[Dataset records]
══════════
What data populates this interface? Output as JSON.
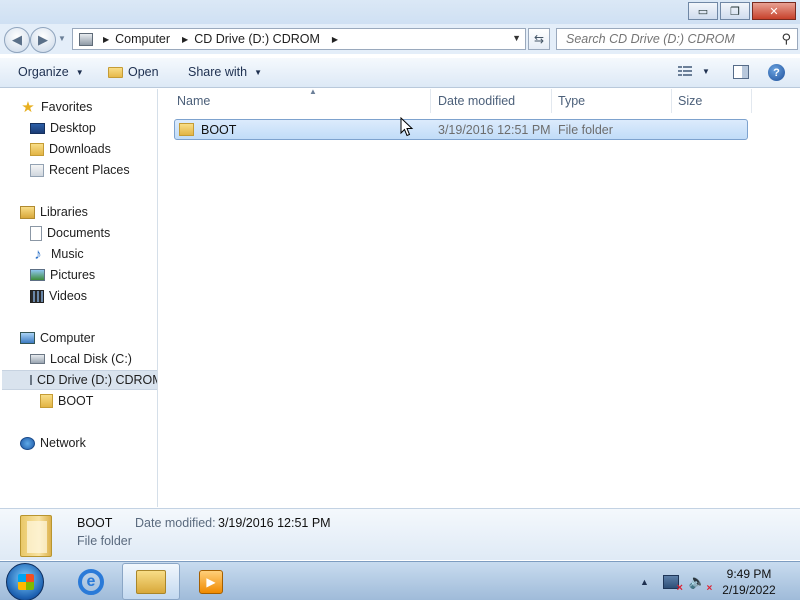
{
  "window": {
    "controls": {
      "minimize": "▭",
      "maximize": "❐",
      "close": "✕"
    }
  },
  "address": {
    "breadcrumbs": [
      "Computer",
      "CD Drive (D:) CDROM"
    ],
    "search_placeholder": "Search CD Drive (D:) CDROM"
  },
  "toolbar": {
    "organize": "Organize",
    "open": "Open",
    "share_with": "Share with"
  },
  "nav": {
    "favorites": {
      "label": "Favorites",
      "items": [
        "Desktop",
        "Downloads",
        "Recent Places"
      ]
    },
    "libraries": {
      "label": "Libraries",
      "items": [
        "Documents",
        "Music",
        "Pictures",
        "Videos"
      ]
    },
    "computer": {
      "label": "Computer",
      "items": [
        "Local Disk (C:)",
        "CD Drive (D:) CDROM"
      ],
      "subfolder": "BOOT"
    },
    "network": "Network"
  },
  "columns": [
    "Name",
    "Date modified",
    "Type",
    "Size"
  ],
  "files": [
    {
      "name": "BOOT",
      "date_modified": "3/19/2016 12:51 PM",
      "type": "File folder",
      "size": ""
    }
  ],
  "details": {
    "name": "BOOT",
    "date_label": "Date modified:",
    "date_value": "3/19/2016 12:51 PM",
    "type": "File folder"
  },
  "taskbar": {
    "time": "9:49 PM",
    "date": "2/19/2022"
  },
  "colors": {
    "selection": "#c1dcf8",
    "selection_border": "#7da2ce",
    "taskbar": "#9fbbd9"
  },
  "icons": [
    "back-icon",
    "forward-icon",
    "refresh-icon",
    "search-icon",
    "folder-icon",
    "star-icon",
    "help-icon"
  ]
}
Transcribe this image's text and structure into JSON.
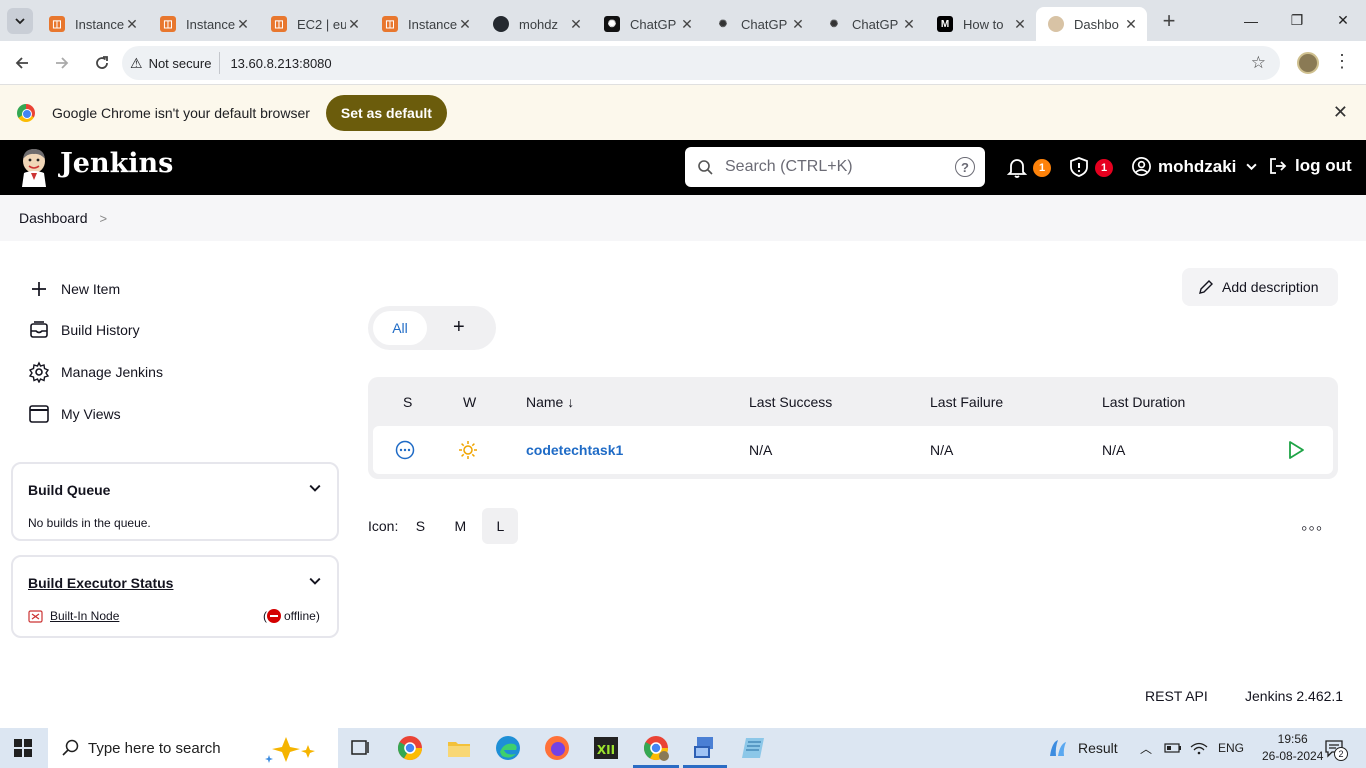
{
  "browser": {
    "tabs": [
      {
        "title": "Instance",
        "icon": "aws-icon"
      },
      {
        "title": "Instance",
        "icon": "aws-icon"
      },
      {
        "title": "EC2 | eu",
        "icon": "aws-icon"
      },
      {
        "title": "Instance",
        "icon": "aws-icon"
      },
      {
        "title": "mohdz",
        "icon": "github-icon"
      },
      {
        "title": "ChatGP",
        "icon": "chatgpt-icon"
      },
      {
        "title": "ChatGP",
        "icon": "chatgpt-icon"
      },
      {
        "title": "ChatGP",
        "icon": "chatgpt-icon"
      },
      {
        "title": "How to",
        "icon": "medium-icon"
      },
      {
        "title": "Dashbo",
        "icon": "jenkins-icon"
      }
    ],
    "security_label": "Not secure",
    "url": "13.60.8.213:8080",
    "infobar_text": "Google Chrome isn't your default browser",
    "set_default_label": "Set as default"
  },
  "header": {
    "title": "Jenkins",
    "search_placeholder": "Search (CTRL+K)",
    "notifications_count": "1",
    "security_count": "1",
    "username": "mohdzaki",
    "logout_label": "log out",
    "colors": {
      "notification_badge": "#fe820a",
      "security_badge": "#e6001f"
    }
  },
  "breadcrumb": {
    "items": [
      "Dashboard"
    ]
  },
  "sidebar": {
    "tasks": [
      {
        "label": "New Item",
        "icon": "plus-icon"
      },
      {
        "label": "Build History",
        "icon": "inbox-icon"
      },
      {
        "label": "Manage Jenkins",
        "icon": "gear-icon"
      },
      {
        "label": "My Views",
        "icon": "window-icon"
      }
    ],
    "build_queue": {
      "title": "Build Queue",
      "empty_text": "No builds in the queue."
    },
    "executor_status": {
      "title": "Build Executor Status",
      "node_name": "Built-In Node",
      "node_status": "offline"
    }
  },
  "main": {
    "add_description_label": "Add description",
    "view_tabs": {
      "all_label": "All",
      "add_label": "+"
    },
    "table": {
      "headers": {
        "status": "S",
        "weather": "W",
        "name": "Name ↓",
        "last_success": "Last Success",
        "last_failure": "Last Failure",
        "last_duration": "Last Duration"
      },
      "rows": [
        {
          "name": "codetechtask1",
          "last_success": "N/A",
          "last_failure": "N/A",
          "last_duration": "N/A"
        }
      ]
    },
    "icon_legend": {
      "label": "Icon:",
      "sizes": [
        "S",
        "M",
        "L"
      ],
      "selected": "L"
    }
  },
  "footer": {
    "rest_api": "REST API",
    "version": "Jenkins 2.462.1"
  },
  "taskbar": {
    "search_placeholder": "Type here to search",
    "weather_text": "Result",
    "language": "ENG",
    "time": "19:56",
    "date": "26-08-2024",
    "notification_count": "2"
  }
}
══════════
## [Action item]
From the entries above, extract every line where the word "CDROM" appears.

## [Exercise answer]
      "CD Drive (D:) CDROM"
    "search_placeholder": "Search CD Drive (D:) CDROM"
        "CD Drive (D:) CDROM"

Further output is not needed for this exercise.